• **WORK REQUIRED**: Within the records below, filter for lines carrying the word "false" and copy them.
***** TASK INPUT *****
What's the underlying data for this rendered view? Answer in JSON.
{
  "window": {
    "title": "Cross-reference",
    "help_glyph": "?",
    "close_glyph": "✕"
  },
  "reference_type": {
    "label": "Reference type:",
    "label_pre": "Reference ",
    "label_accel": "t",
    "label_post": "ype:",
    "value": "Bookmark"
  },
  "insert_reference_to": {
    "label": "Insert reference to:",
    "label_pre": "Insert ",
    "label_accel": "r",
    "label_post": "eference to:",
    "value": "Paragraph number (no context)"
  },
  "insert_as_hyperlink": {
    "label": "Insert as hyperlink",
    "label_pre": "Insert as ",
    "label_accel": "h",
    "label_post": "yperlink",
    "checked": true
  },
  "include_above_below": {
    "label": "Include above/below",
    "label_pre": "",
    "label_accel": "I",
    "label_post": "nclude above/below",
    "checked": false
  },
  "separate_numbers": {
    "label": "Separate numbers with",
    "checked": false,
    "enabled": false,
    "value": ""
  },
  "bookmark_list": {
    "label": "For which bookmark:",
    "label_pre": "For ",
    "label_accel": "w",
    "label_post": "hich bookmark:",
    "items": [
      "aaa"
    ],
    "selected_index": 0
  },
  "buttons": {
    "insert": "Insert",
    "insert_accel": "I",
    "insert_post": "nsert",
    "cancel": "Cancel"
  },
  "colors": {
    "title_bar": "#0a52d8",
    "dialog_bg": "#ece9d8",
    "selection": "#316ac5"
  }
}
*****
• **TASK SOLUTION**:
    "checked": false
    "checked": false,
    "enabled": false,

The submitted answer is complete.